Dataset records:
+-------+

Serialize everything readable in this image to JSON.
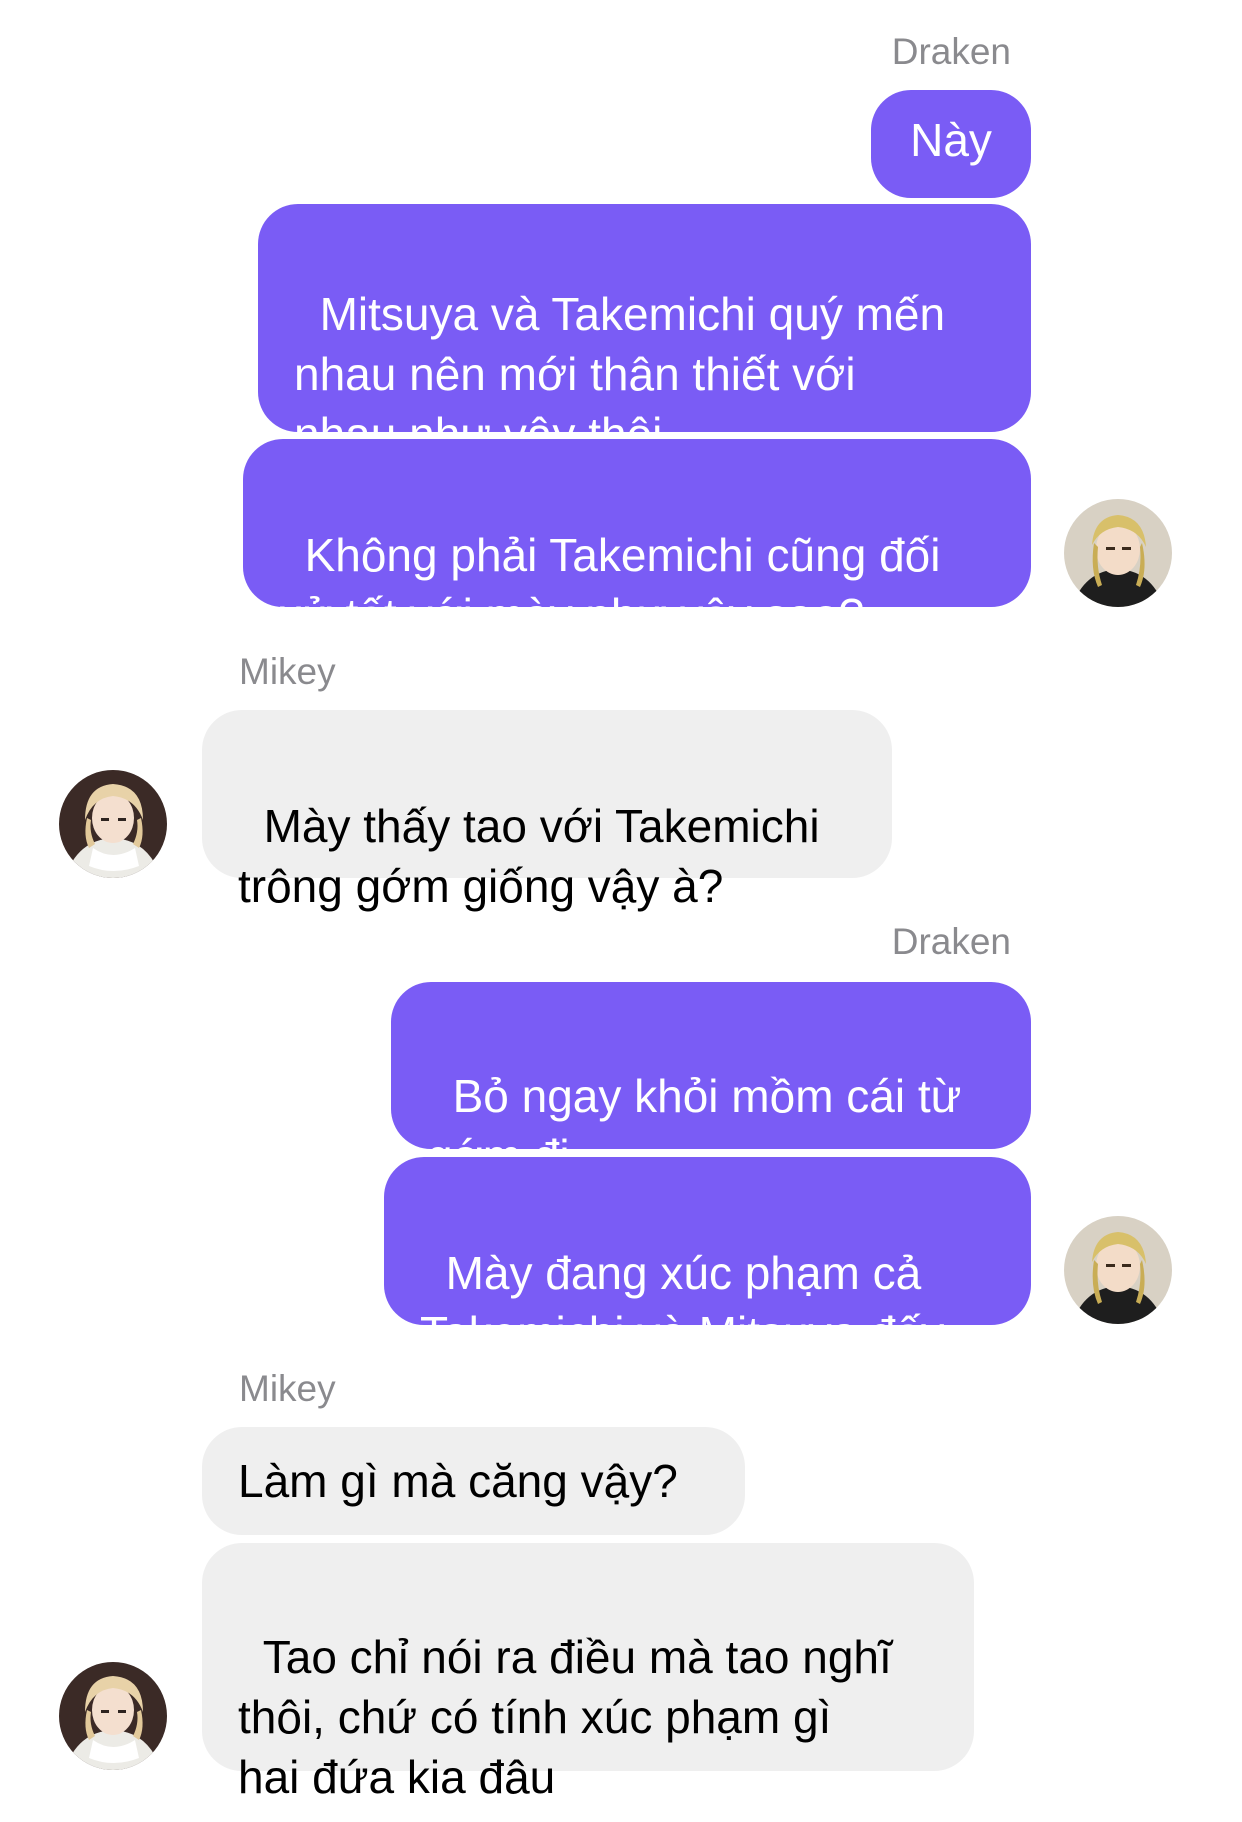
{
  "chat": {
    "groups": [
      {
        "sender": "Draken",
        "messages": [
          "Này",
          "Mitsuya và Takemichi quý mến\nnhau nên mới thân thiết với\nnhau như vậy thôi",
          "Không phải Takemichi cũng đối\nxử tốt với mày như vậy sao?"
        ]
      },
      {
        "sender": "Mikey",
        "messages": [
          "Mày thấy tao với Takemichi\ntrông gớm giống vậy à?"
        ]
      },
      {
        "sender": "Draken",
        "messages": [
          "Bỏ ngay khỏi mồm cái từ\ngớm đi",
          "Mày đang xúc phạm cả\nTakemichi và Mitsuya đấy"
        ]
      },
      {
        "sender": "Mikey",
        "messages": [
          "Làm gì mà căng vậy?",
          "Tao chỉ nói ra điều mà tao nghĩ\nthôi, chứ có tính xúc phạm gì\nhai đứa kia đâu"
        ]
      }
    ]
  },
  "colors": {
    "outgoing_bubble": "#7a5cf5",
    "incoming_bubble": "#efefef",
    "sender_name": "#8a8a8e"
  }
}
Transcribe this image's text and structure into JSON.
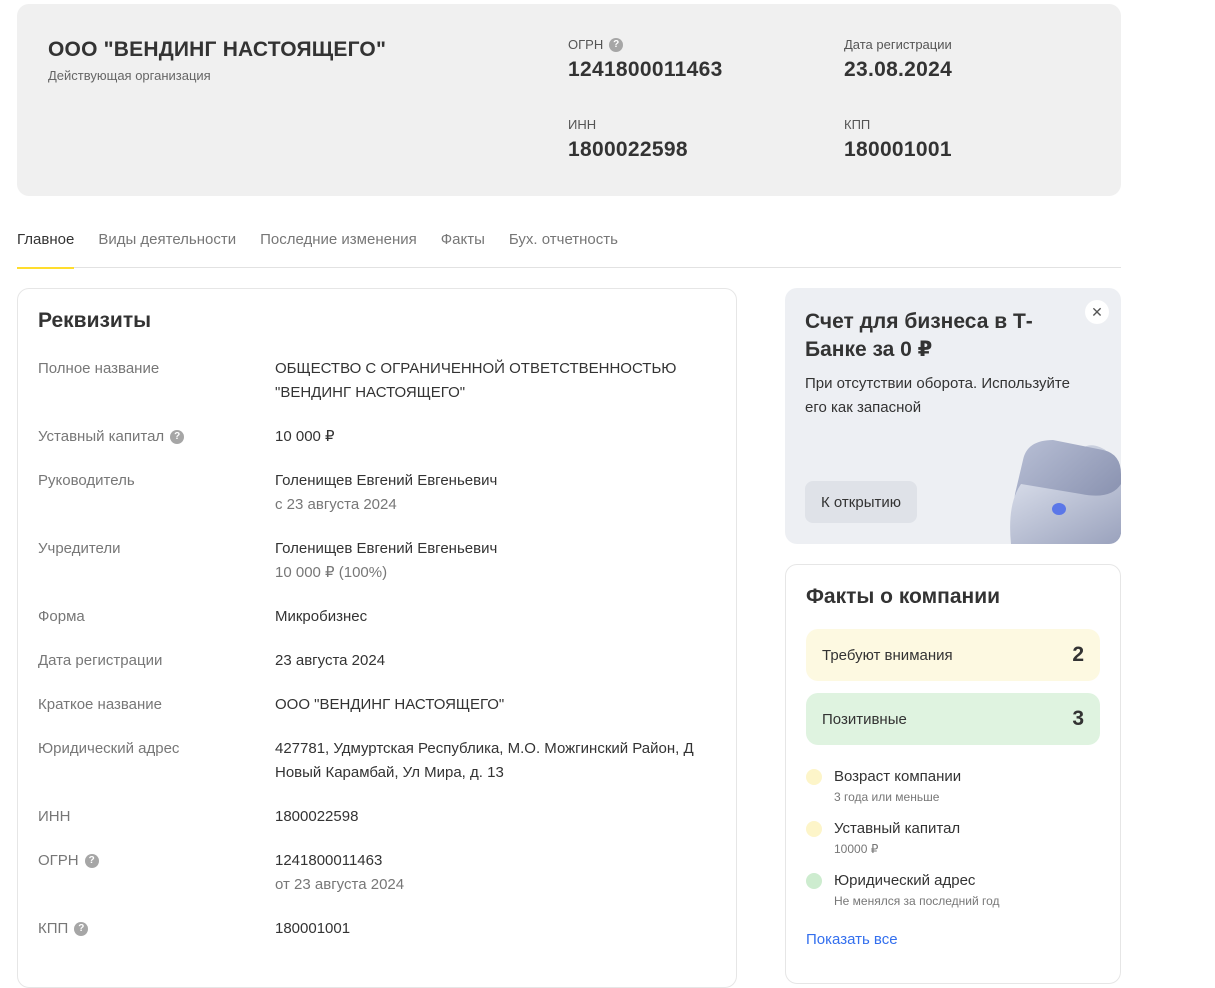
{
  "header": {
    "company_name": "ООО \"ВЕНДИНГ НАСТОЯЩЕГО\"",
    "status": "Действующая организация",
    "fields": {
      "ogrn": {
        "label": "ОГРН",
        "value": "1241800011463"
      },
      "reg_date": {
        "label": "Дата регистрации",
        "value": "23.08.2024"
      },
      "inn": {
        "label": "ИНН",
        "value": "1800022598"
      },
      "kpp": {
        "label": "КПП",
        "value": "180001001"
      }
    }
  },
  "tabs": [
    {
      "label": "Главное",
      "active": true
    },
    {
      "label": "Виды деятельности",
      "active": false
    },
    {
      "label": "Последние изменения",
      "active": false
    },
    {
      "label": "Факты",
      "active": false
    },
    {
      "label": "Бух. отчетность",
      "active": false
    }
  ],
  "requisites": {
    "title": "Реквизиты",
    "rows": [
      {
        "label": "Полное название",
        "value": "ОБЩЕСТВО С ОГРАНИЧЕННОЙ ОТВЕТСТВЕННОСТЬЮ \"ВЕНДИНГ НАСТОЯЩЕГО\"",
        "sub": ""
      },
      {
        "label": "Уставный капитал",
        "value": "10 000 ₽",
        "sub": ""
      },
      {
        "label": "Руководитель",
        "value": "Голенищев Евгений Евгеньевич",
        "sub": "с 23 августа 2024"
      },
      {
        "label": "Учредители",
        "value": "Голенищев Евгений Евгеньевич",
        "sub": "10 000 ₽ (100%)"
      },
      {
        "label": "Форма",
        "value": "Микробизнес",
        "sub": ""
      },
      {
        "label": "Дата регистрации",
        "value": "23 августа 2024",
        "sub": ""
      },
      {
        "label": "Краткое название",
        "value": "ООО \"ВЕНДИНГ НАСТОЯЩЕГО\"",
        "sub": ""
      },
      {
        "label": "Юридический адрес",
        "value": "427781, Удмуртская Республика, М.О. Можгинский Район, Д Новый Карамбай, Ул Мира, д. 13",
        "sub": ""
      },
      {
        "label": "ИНН",
        "value": "1800022598",
        "sub": ""
      },
      {
        "label": "ОГРН",
        "value": "1241800011463",
        "sub": "от 23 августа 2024"
      },
      {
        "label": "КПП",
        "value": "180001001",
        "sub": ""
      }
    ]
  },
  "promo": {
    "title": "Счет для бизнеса в Т-Банке за 0 ₽",
    "text": "При отсутствии оборота. Используйте его как запасной",
    "button": "К открытию",
    "close": "✕"
  },
  "facts": {
    "title": "Факты о компании",
    "attention": {
      "label": "Требуют внимания",
      "count": "2"
    },
    "positive": {
      "label": "Позитивные",
      "count": "3"
    },
    "items": [
      {
        "name": "Возраст компании",
        "desc": "3 года или меньше",
        "color": "#fdf5c9"
      },
      {
        "name": "Уставный капитал",
        "desc": "10000 ₽",
        "color": "#fdf5c9"
      },
      {
        "name": "Юридический адрес",
        "desc": "Не менялся за последний год",
        "color": "#cdeccf"
      }
    ],
    "show_all": "Показать все"
  },
  "colors": {
    "accent": "#ffdd2d",
    "link": "#336fee",
    "header_bg": "#f0f0f0"
  }
}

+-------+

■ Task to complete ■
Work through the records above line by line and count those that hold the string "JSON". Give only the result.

■ Answer for this exercise ■
2